by Marion Nestle
Aug 19 2007

More Pesticides in Dried Fruit?

It’s a slow news Sunday, so I’ll just answer a couple of questions, both of them using USDA’s food composition data. Here’s a question from a reporter: “There seems to be consensus from the sources I’ve so far read that dried fruit contains higher levels of pesticides than fresh. What I can’t figure out is if that is only because typically one eats more dried fruit in a sitting (6-8 dried apricots as opposed to 1-2 fresh, for example) and that when you dry fruit there’s less volume but the same amount of pesticide, or if more pesticides are used on dried fruit for some reason.”

Answer, of sorts: This is a concentration issue. There can’t be more pesticides on dried fruit than there were on the fresh; there is just less water so the amount per weight appears greater. The same is true of nutrients. Some will be more concentrated (calories!). Others will be lower because of losses during processing (vitamin C, for example). For nutrient composition, USDA data are easy to use. Unfortunately, no such thing exists for pesticides.

  • elfling

    I have a related question: in California, we now have warning labels on the shelves for balsamic and red wine vinegars for lead content. The industry assures me that the lead levels, if I eat only a teaspoon, are below the level at which lead is a carcinogen. Since I’m not worried about its carcinogenic properties, and I might use a tablespoon a day in a salad, I didn’t find that reassuring.

    A lot of California grapes are grown close to highways, and as such, there’s residual lead in the soil from decades of leaded fuel. Do you have any sense about whether the lead is coming from the grapes being concentrated or if it’s coming from the barrels that they’re using to age the vinegar?
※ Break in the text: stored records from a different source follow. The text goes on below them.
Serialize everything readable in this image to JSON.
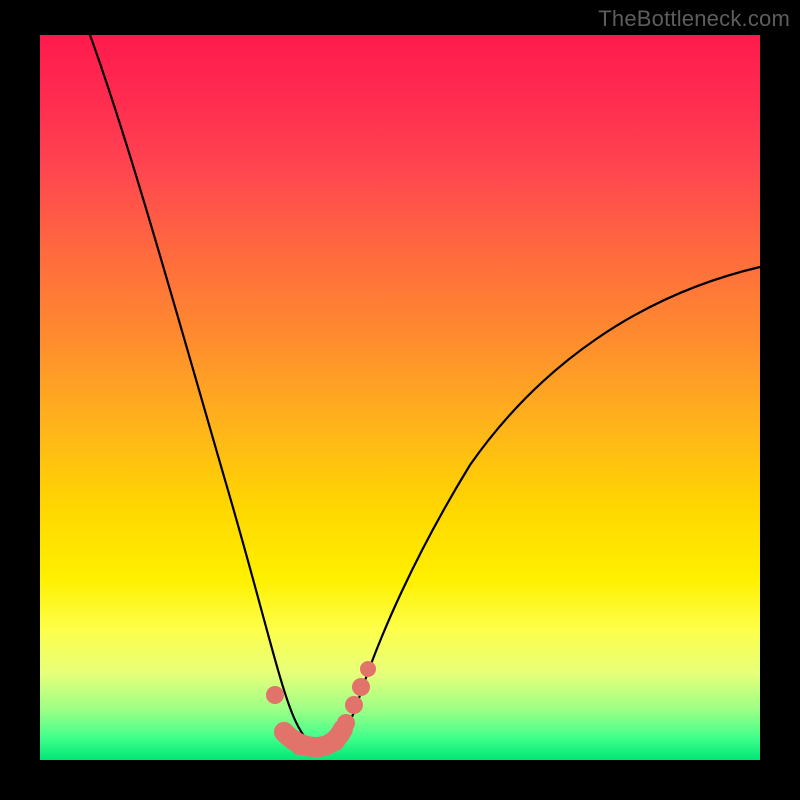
{
  "watermark": "TheBottleneck.com",
  "chart_data": {
    "type": "line",
    "title": "",
    "xlabel": "",
    "ylabel": "",
    "xlim": [
      0,
      100
    ],
    "ylim": [
      0,
      100
    ],
    "grid": false,
    "legend": false,
    "series": [
      {
        "name": "bottleneck-curve",
        "x": [
          7,
          10,
          14,
          18,
          22,
          25,
          28,
          30,
          32,
          33.5,
          35,
          36.5,
          38,
          39.5,
          41,
          43,
          45,
          48,
          52,
          57,
          63,
          70,
          78,
          88,
          100
        ],
        "y": [
          100,
          90,
          78,
          64,
          50,
          38,
          27,
          19,
          12,
          8,
          5,
          3,
          2,
          2.5,
          4,
          7,
          11,
          17,
          25,
          33,
          41,
          49,
          56,
          62,
          67
        ]
      }
    ],
    "markers": [
      {
        "x": 32.5,
        "y": 9
      },
      {
        "x": 34.5,
        "y": 3.3
      },
      {
        "x": 36.0,
        "y": 2.2
      },
      {
        "x": 38.0,
        "y": 2.0
      },
      {
        "x": 40.0,
        "y": 2.3
      },
      {
        "x": 41.5,
        "y": 4.2
      },
      {
        "x": 43.0,
        "y": 7.0
      },
      {
        "x": 44.0,
        "y": 9.5
      },
      {
        "x": 45.0,
        "y": 12.0
      }
    ],
    "colors": {
      "curve": "#000000",
      "marker": "#e2736b",
      "gradient_top": "#ff1a4d",
      "gradient_bottom": "#00e676"
    }
  }
}
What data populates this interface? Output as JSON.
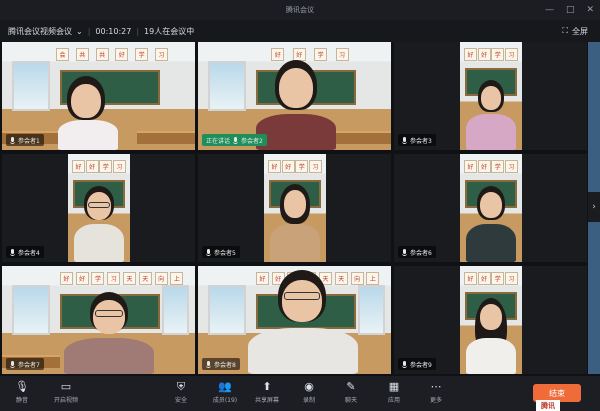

They’re implying that it’s from the grapes, but then I wonder why white wine vinegars (or cider vinegar, or any other vinegar) aren’t equally implicated.